RECORDS SUPPLIED:

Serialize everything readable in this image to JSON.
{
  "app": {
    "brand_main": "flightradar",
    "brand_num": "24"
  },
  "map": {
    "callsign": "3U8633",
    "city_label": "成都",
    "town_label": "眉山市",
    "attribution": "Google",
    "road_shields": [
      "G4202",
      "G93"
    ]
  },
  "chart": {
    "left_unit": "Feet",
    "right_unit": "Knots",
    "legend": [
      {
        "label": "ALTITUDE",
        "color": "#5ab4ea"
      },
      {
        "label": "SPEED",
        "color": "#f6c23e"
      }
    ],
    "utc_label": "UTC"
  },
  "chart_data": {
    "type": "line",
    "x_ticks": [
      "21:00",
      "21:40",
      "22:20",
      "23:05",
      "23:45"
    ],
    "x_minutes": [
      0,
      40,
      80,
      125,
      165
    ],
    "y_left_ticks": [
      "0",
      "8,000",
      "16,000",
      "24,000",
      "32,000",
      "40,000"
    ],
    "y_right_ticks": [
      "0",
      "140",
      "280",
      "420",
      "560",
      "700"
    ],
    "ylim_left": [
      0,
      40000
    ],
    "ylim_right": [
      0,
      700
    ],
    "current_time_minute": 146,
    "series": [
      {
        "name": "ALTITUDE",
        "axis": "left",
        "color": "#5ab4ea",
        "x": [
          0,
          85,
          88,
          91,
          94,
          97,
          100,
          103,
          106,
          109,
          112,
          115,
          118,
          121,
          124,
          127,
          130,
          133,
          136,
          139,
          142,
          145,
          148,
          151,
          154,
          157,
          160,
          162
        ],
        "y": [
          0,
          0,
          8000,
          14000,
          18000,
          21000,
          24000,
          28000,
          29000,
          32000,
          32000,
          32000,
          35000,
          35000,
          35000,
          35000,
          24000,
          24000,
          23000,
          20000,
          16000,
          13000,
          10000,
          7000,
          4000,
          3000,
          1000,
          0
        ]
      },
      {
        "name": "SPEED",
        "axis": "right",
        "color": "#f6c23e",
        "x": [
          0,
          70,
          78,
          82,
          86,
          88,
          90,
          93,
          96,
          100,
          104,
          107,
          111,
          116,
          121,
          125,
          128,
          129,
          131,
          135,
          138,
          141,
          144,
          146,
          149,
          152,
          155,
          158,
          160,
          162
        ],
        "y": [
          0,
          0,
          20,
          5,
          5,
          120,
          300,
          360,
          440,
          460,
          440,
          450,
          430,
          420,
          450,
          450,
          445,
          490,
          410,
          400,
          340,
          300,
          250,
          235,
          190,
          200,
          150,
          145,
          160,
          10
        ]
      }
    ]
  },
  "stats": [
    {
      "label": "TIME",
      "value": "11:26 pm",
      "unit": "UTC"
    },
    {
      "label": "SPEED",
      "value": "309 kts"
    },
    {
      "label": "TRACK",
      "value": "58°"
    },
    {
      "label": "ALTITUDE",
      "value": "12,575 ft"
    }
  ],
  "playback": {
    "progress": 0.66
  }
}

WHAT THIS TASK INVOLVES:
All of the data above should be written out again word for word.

EXERCISE ANSWER:
Serialize everything readable in this image to JSON.
{
  "app": {
    "brand_main": "flightradar",
    "brand_num": "24"
  },
  "map": {
    "callsign": "3U8633",
    "city_label": "成都",
    "town_label": "眉山市",
    "attribution": "Google",
    "road_shields": [
      "G4202",
      "G93"
    ]
  },
  "chart": {
    "left_unit": "Feet",
    "right_unit": "Knots",
    "legend": [
      {
        "label": "ALTITUDE",
        "color": "#5ab4ea"
      },
      {
        "label": "SPEED",
        "color": "#f6c23e"
      }
    ],
    "utc_label": "UTC"
  },
  "chart_data": {
    "type": "line",
    "x_ticks": [
      "21:00",
      "21:40",
      "22:20",
      "23:05",
      "23:45"
    ],
    "x_minutes": [
      0,
      40,
      80,
      125,
      165
    ],
    "y_left_ticks": [
      "0",
      "8,000",
      "16,000",
      "24,000",
      "32,000",
      "40,000"
    ],
    "y_right_ticks": [
      "0",
      "140",
      "280",
      "420",
      "560",
      "700"
    ],
    "ylim_left": [
      0,
      40000
    ],
    "ylim_right": [
      0,
      700
    ],
    "current_time_minute": 146,
    "series": [
      {
        "name": "ALTITUDE",
        "axis": "left",
        "color": "#5ab4ea",
        "x": [
          0,
          85,
          88,
          91,
          94,
          97,
          100,
          103,
          106,
          109,
          112,
          115,
          118,
          121,
          124,
          127,
          130,
          133,
          136,
          139,
          142,
          145,
          148,
          151,
          154,
          157,
          160,
          162
        ],
        "y": [
          0,
          0,
          8000,
          14000,
          18000,
          21000,
          24000,
          28000,
          29000,
          32000,
          32000,
          32000,
          35000,
          35000,
          35000,
          35000,
          24000,
          24000,
          23000,
          20000,
          16000,
          13000,
          10000,
          7000,
          4000,
          3000,
          1000,
          0
        ]
      },
      {
        "name": "SPEED",
        "axis": "right",
        "color": "#f6c23e",
        "x": [
          0,
          70,
          78,
          82,
          86,
          88,
          90,
          93,
          96,
          100,
          104,
          107,
          111,
          116,
          121,
          125,
          128,
          129,
          131,
          135,
          138,
          141,
          144,
          146,
          149,
          152,
          155,
          158,
          160,
          162
        ],
        "y": [
          0,
          0,
          20,
          5,
          5,
          120,
          300,
          360,
          440,
          460,
          440,
          450,
          430,
          420,
          450,
          450,
          445,
          490,
          410,
          400,
          340,
          300,
          250,
          235,
          190,
          200,
          150,
          145,
          160,
          10
        ]
      }
    ]
  },
  "stats": [
    {
      "label": "TIME",
      "value": "11:26 pm",
      "unit": "UTC"
    },
    {
      "label": "SPEED",
      "value": "309 kts"
    },
    {
      "label": "TRACK",
      "value": "58°"
    },
    {
      "label": "ALTITUDE",
      "value": "12,575 ft"
    }
  ],
  "playback": {
    "progress": 0.66
  }
}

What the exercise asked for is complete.